‘People are appreciating the foundational necessities of life more than ever — the things that in the past, perhaps that they may have taken for granted’
In the midst of the pandemic, many Canadians working at home want employers to continue to provide this option in the future, according to a cross-country poll about changing attitudes amid the COVID-19 crisis.
While 34 per cent of respondents say they are working from home during the outbreak, 57 per cent of those would like to do more so in the future, found Anstice, the marketing and research firm that commissioned the survey.
“People are appreciating the foundational necessities of life more than ever — the things that in the past, perhaps that they may have taken for granted,” says Mark Szabo, director of insights and engagement a Anstice. “They are valuing their health, their families, their work, their freedom of movement, and Canada’s public institutions.
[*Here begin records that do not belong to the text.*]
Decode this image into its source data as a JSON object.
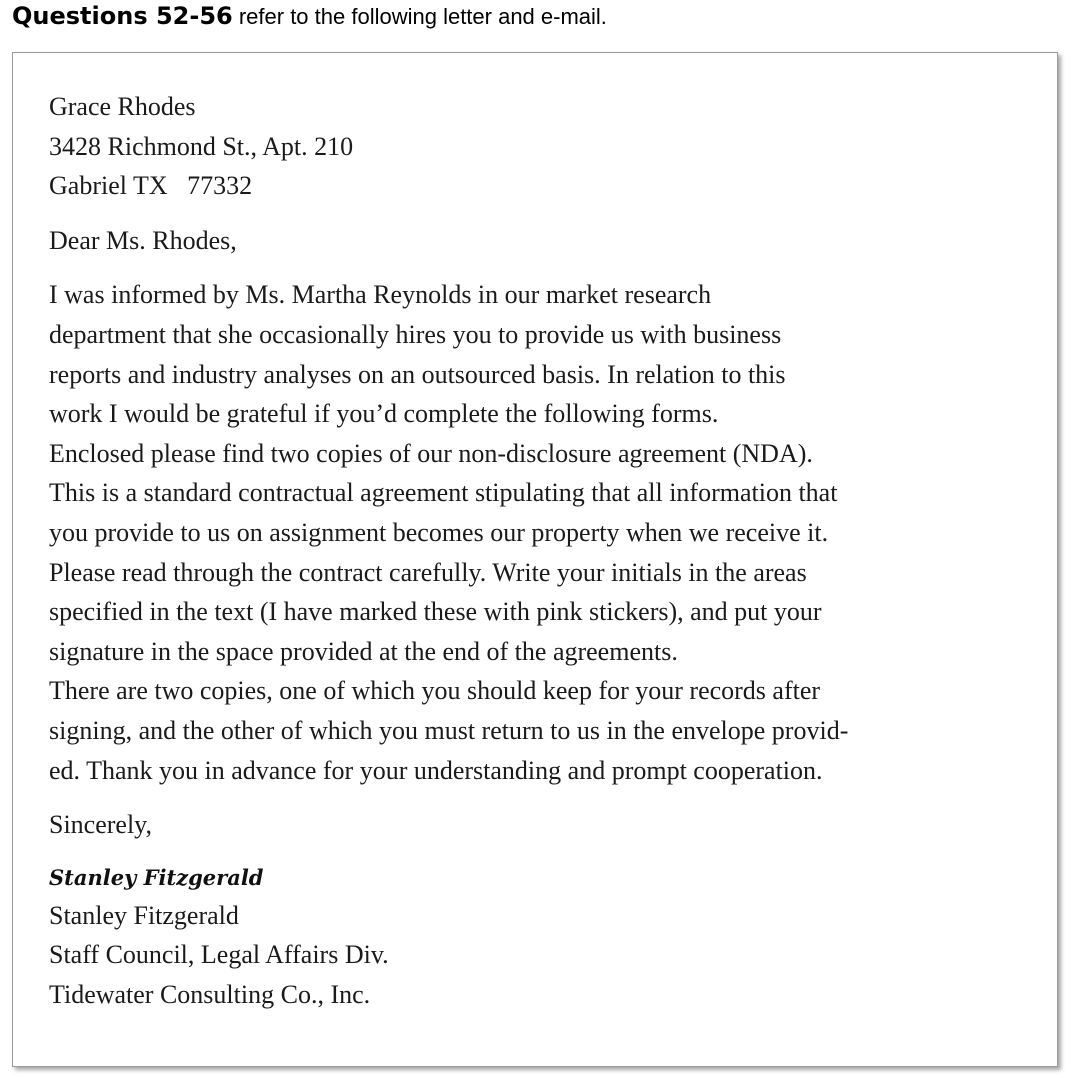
{
  "header": {
    "bold": "Questions 52-56",
    "rest": " refer to the following letter and e-mail."
  },
  "letter": {
    "address": [
      "Grace Rhodes",
      "3428 Richmond St., Apt. 210",
      "Gabriel TX   77332"
    ],
    "salutation": "Dear Ms. Rhodes,",
    "body_lines": [
      "I was informed by Ms. Martha Reynolds in our market research",
      "department that she occasionally hires you to provide us with business",
      "reports and industry analyses on an outsourced basis. In relation to this",
      "work I would be grateful if you’d complete the following forms.",
      "Enclosed please find two copies of our non-disclosure agreement (NDA).",
      "This is a standard contractual agreement stipulating that all information that",
      "you provide to us on assignment becomes our property when we receive it.",
      "Please read through the contract carefully. Write your initials in the areas",
      "specified in the text (I have marked these with pink stickers), and put your",
      "signature in the space provided at the end of the agreements.",
      "There are two copies, one of which you should keep for your records after",
      "signing, and the other of which you must return to us in the envelope provid-",
      "ed. Thank you in advance for your understanding and prompt cooperation."
    ],
    "closing": "Sincerely,",
    "signature": "Stanley Fitzgerald",
    "sender": [
      "Stanley Fitzgerald",
      "Staff Council, Legal Affairs Div.",
      "Tidewater Consulting Co., Inc."
    ]
  }
}
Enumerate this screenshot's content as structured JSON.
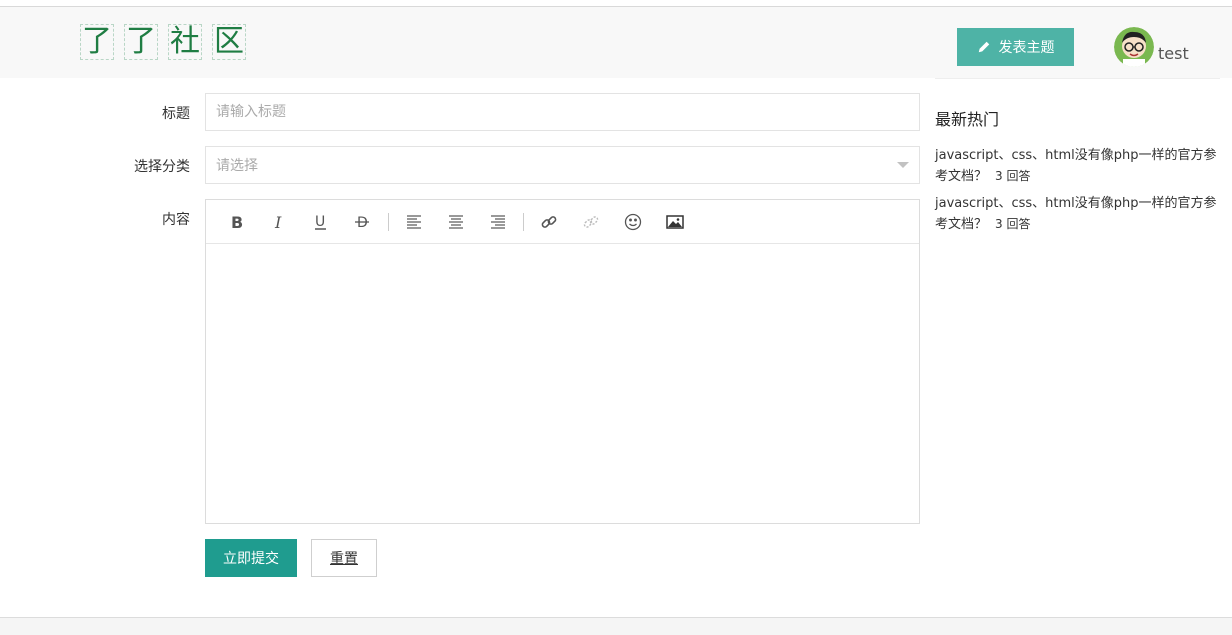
{
  "header": {
    "logo_chars": [
      "了",
      "了",
      "社",
      "区"
    ],
    "post_button_label": "发表主题",
    "username": "test"
  },
  "form": {
    "title_label": "标题",
    "title_placeholder": "请输入标题",
    "category_label": "选择分类",
    "category_placeholder": "请选择",
    "content_label": "内容",
    "toolbar_icons": [
      "bold-icon",
      "italic-icon",
      "underline-icon",
      "strikethrough-icon",
      "align-left-icon",
      "align-center-icon",
      "align-right-icon",
      "link-icon",
      "unlink-icon",
      "emoji-icon",
      "image-icon"
    ],
    "submit_label": "立即提交",
    "reset_label": "重置"
  },
  "sidebar": {
    "title": "最新热门",
    "items": [
      {
        "text": "javascript、css、html没有像php一样的官方参考文档？",
        "count": "3 回答"
      },
      {
        "text": "javascript、css、html没有像php一样的官方参考文档？",
        "count": "3 回答"
      }
    ]
  },
  "colors": {
    "accent": "#1f9c8f",
    "post_button": "#4eb3a6",
    "logo": "#1f7d43"
  }
}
This has been a wakeup call.”
However, in working from home, the biggest challenge workers faced is the lack of basic human contact, found the survey of 800 people.
Meaning over materialism
Throughout the results, respondents repeatedly valued meaning over materialism, right down to their spending habits, which a majority expect will change in a post-COVID-19 world, says Anstice.
In addition to prioritizing the purchase of higher-quality products, respondents say they intend to be more philanthropic in how they spend after the crisis, including giving to charities and random strangers. At the bottom of their priority spending list are fun, indulgent things for themselves and acquiring more material goods. Family and friends are the aspect of life most appreciated by 37 per cent of responders, while 19 per cent rank having a job as most important, found the survey.
“There were some surprises in the findings,” says Sheenah Rogers-Pfeiffer, founder and chief strategist of Anstice. “These findings show that COVID-19 has turned the indulgent consumer culture of yesterday upside down and on its head.”
Meanwhile, when it comes to executives, the majority (85 per cent) of respondents to another survey didn’t believe their leaders were ready for the crisis.